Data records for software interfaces
►

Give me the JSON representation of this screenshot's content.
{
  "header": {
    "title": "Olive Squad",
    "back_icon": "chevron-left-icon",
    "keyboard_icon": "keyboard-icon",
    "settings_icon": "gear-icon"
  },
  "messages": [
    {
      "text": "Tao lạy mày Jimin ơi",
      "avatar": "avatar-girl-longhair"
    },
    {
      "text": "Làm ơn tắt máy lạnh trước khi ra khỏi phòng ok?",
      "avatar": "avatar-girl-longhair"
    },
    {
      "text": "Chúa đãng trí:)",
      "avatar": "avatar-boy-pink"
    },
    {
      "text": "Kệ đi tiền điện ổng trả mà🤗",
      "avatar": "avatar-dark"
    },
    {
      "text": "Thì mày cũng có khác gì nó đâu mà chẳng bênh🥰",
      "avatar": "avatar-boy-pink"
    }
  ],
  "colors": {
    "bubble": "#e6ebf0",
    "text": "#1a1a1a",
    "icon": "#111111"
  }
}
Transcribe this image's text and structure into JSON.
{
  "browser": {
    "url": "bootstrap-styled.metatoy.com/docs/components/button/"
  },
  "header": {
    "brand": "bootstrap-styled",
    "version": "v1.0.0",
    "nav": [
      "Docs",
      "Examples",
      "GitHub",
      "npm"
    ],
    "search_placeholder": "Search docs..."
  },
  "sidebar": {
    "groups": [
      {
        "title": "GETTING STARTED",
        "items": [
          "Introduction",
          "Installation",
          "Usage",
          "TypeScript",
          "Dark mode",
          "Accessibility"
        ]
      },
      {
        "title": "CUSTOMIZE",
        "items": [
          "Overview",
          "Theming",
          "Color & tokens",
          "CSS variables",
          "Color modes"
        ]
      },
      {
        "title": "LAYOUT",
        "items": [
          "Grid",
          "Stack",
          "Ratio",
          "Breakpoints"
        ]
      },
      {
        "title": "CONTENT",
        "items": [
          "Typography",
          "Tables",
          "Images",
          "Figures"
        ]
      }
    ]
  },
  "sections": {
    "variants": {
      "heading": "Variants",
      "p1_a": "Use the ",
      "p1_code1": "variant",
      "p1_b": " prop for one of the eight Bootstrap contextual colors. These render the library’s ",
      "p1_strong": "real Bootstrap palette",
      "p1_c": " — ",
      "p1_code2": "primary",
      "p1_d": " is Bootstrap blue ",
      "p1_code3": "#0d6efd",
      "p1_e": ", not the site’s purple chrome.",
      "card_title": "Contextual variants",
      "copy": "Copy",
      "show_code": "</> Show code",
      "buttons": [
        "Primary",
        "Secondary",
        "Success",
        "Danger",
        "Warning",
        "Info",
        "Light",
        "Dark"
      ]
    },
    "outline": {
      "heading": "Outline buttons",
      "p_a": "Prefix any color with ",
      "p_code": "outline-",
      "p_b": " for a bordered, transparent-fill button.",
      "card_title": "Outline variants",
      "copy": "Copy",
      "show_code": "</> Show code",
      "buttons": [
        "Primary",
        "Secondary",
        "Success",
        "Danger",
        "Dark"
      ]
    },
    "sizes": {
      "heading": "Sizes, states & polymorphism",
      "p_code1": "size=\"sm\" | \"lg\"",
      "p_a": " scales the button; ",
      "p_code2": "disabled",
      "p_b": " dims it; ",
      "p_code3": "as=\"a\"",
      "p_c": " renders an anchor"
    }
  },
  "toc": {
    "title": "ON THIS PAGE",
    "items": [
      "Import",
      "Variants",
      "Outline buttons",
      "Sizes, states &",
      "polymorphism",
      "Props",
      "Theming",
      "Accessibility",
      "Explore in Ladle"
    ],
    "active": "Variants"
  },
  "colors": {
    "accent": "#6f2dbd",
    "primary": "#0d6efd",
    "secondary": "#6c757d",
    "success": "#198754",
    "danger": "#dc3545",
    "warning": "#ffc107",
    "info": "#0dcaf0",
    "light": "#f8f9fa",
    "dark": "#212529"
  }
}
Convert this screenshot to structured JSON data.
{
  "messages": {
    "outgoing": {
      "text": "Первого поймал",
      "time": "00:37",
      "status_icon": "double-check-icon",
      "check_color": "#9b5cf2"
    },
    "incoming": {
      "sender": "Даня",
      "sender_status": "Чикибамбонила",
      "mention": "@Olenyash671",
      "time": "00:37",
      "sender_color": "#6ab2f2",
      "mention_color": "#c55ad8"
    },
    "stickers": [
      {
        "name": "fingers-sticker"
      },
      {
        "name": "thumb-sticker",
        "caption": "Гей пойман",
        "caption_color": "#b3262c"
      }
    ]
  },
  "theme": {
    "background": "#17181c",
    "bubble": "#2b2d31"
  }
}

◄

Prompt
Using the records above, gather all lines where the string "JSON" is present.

Final answer
Give me the JSON representation of this screenshot's content.
Transcribe this image's text and structure into JSON.
Convert this screenshot to structured JSON data.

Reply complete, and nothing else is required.